If your dog gets into an altercation with another dog, you shouldn't try to break it up with the e-collar. Your dog will attribute the stimulation to the other dog and therefore fight more furiously.
You should never use the e-collar when your dog is out of sight, for you don't know what he's doing. He might be on point. He might be chasing a cripple someone else shot and abandoned. He might be confused and heading in the wrong direction. And so on.Al mentioned several common mistakes owners make with e-collars. Worst of all, some try to use it as a magic wand while hunting, without adequate preparation in training sessions. Very much of this can ruin an otherwise good prospective bird dog.

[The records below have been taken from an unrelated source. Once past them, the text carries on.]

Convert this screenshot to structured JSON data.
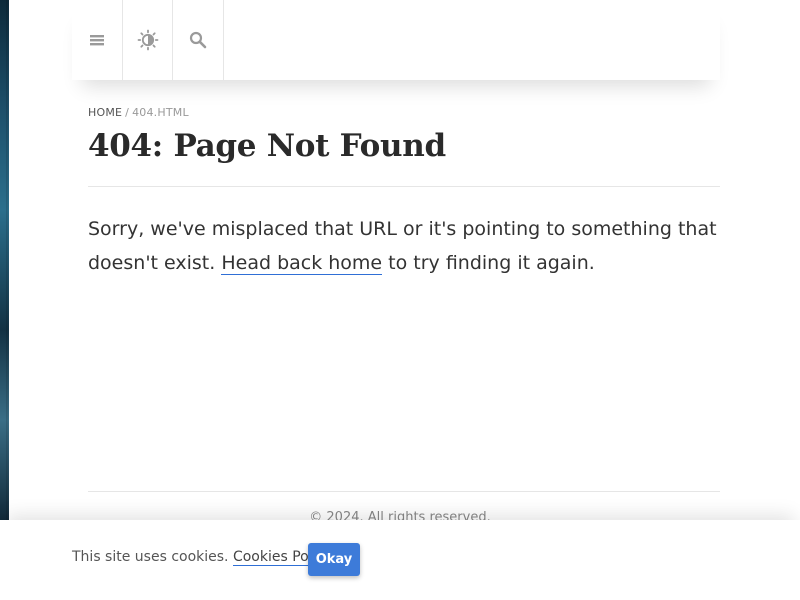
{
  "topbar": {
    "menu_icon": "hamburger-menu-icon",
    "theme_icon": "brightness-toggle-icon",
    "search_icon": "search-icon"
  },
  "breadcrumb": {
    "home": "HOME",
    "separator": "/",
    "current": "404.HTML"
  },
  "page": {
    "title": "404: Page Not Found",
    "body_before_link": "Sorry, we've misplaced that URL or it's pointing to something that doesn't exist. ",
    "link_text": "Head back home",
    "body_after_link": " to try finding it again."
  },
  "footer": {
    "text": "© 2024. All rights reserved."
  },
  "cookie_banner": {
    "text_before": "This site uses cookies. ",
    "policy_link": "Cookies Policy",
    "text_after": ".",
    "button_label": "Okay",
    "button_color": "#3d7bd9"
  },
  "colors": {
    "accent": "#3d7bd9",
    "link_underline": "#2f6fd6"
  }
}
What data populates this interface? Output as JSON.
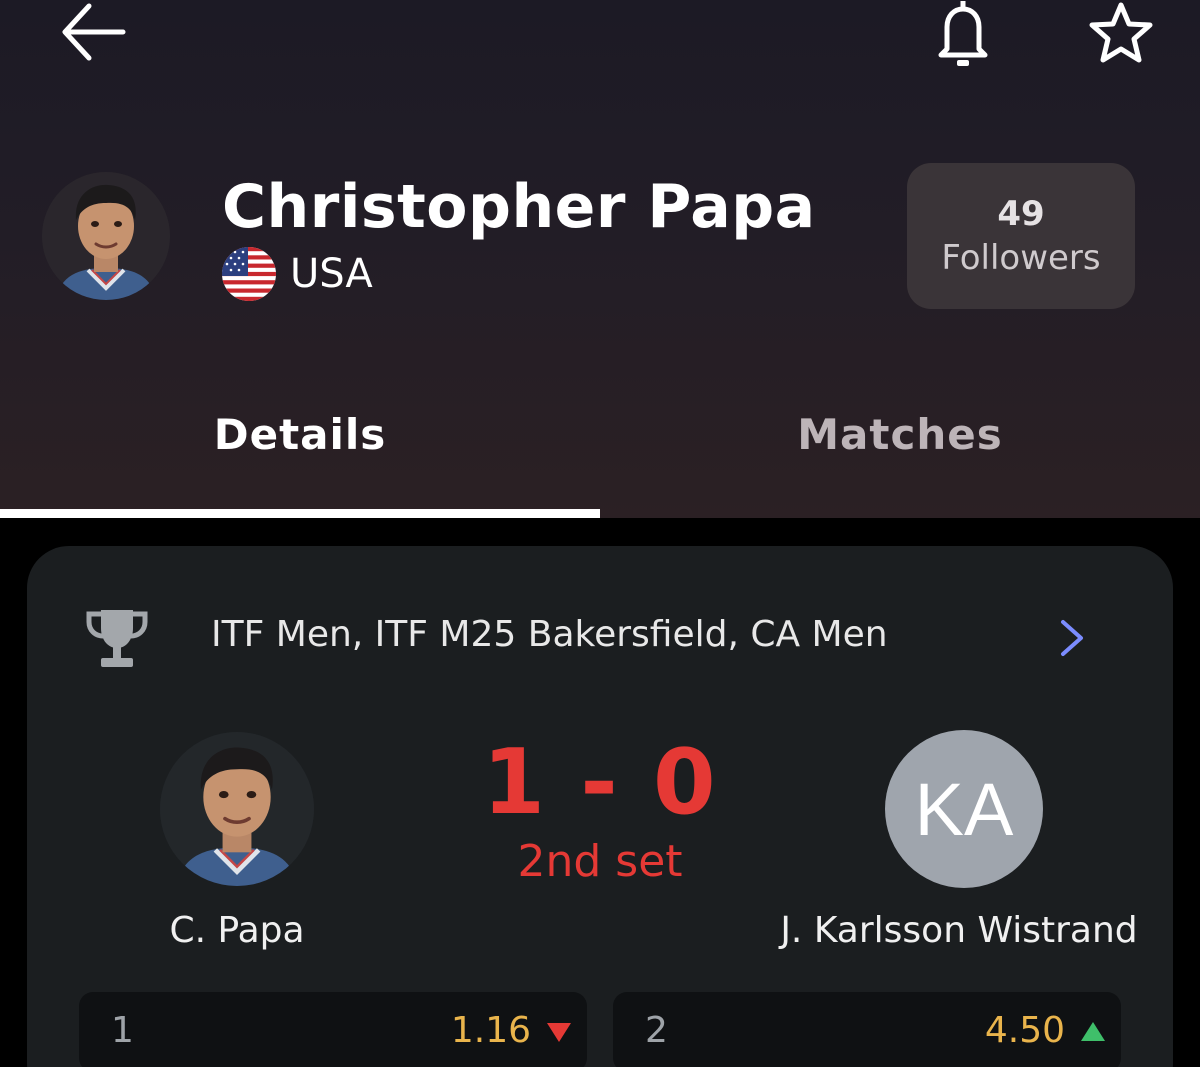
{
  "header": {
    "back_icon": "arrow-left-icon",
    "notify_icon": "bell-icon",
    "favorite_icon": "star-icon",
    "player": {
      "name": "Christopher Papa",
      "country": "USA",
      "flag_icon": "usa-flag-icon"
    },
    "followers": {
      "count": "49",
      "label": "Followers"
    },
    "tabs": [
      {
        "label": "Details",
        "active": true
      },
      {
        "label": "Matches",
        "active": false
      }
    ]
  },
  "match": {
    "tournament": "ITF Men, ITF M25 Bakersfield, CA Men",
    "tournament_icon": "trophy-icon",
    "score": "1 - 0",
    "status": "2nd set",
    "home": {
      "short_name": "C. Papa"
    },
    "away": {
      "short_name": "J. Karlsson Wistrand",
      "initials": "KA"
    },
    "odds": [
      {
        "label": "1",
        "value": "1.16",
        "trend": "down"
      },
      {
        "label": "2",
        "value": "4.50",
        "trend": "up"
      }
    ]
  },
  "colors": {
    "accent_live": "#e53935",
    "odds": "#e9b44c",
    "trend_down": "#e53935",
    "trend_up": "#3fbf6a",
    "chevron": "#7b8cff"
  }
}
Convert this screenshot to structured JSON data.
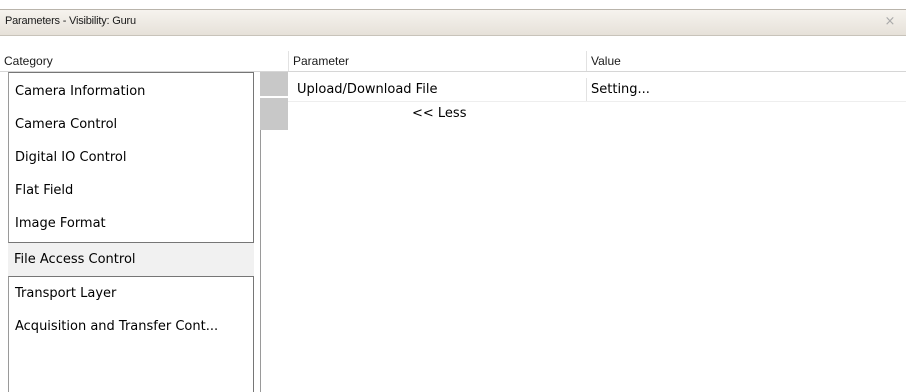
{
  "window": {
    "title": "Parameters - Visibility: Guru",
    "close_icon": "×"
  },
  "columns": {
    "category": "Category",
    "parameter": "Parameter",
    "value": "Value"
  },
  "categories": [
    {
      "label": "Camera Information",
      "selected": false
    },
    {
      "label": "Camera Control",
      "selected": false
    },
    {
      "label": "Digital IO Control",
      "selected": false
    },
    {
      "label": "Flat Field",
      "selected": false
    },
    {
      "label": "Image Format",
      "selected": false
    },
    {
      "label": "File Access Control",
      "selected": true
    },
    {
      "label": "Transport Layer",
      "selected": false
    },
    {
      "label": "Acquisition and Transfer Cont...",
      "selected": false
    }
  ],
  "parameters": [
    {
      "name": "Upload/Download File",
      "value": "Setting..."
    }
  ],
  "less_link": "<< Less",
  "colors": {
    "titlebar": "#ebe7e0",
    "selected_row": "#f1f1f1",
    "row_indicator": "#c8c8c8"
  }
}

Then, too, some use too high a level of stimulation for their dogs or for the specific situation, both of which can intimidate the dog.
"The e-collar, used properly, is a wonderful tool, but used improperly it can ruin a dog," Al continued. "If you use it consistently well during off-season training, you will have a more pleasant hunting season--and a more productive one."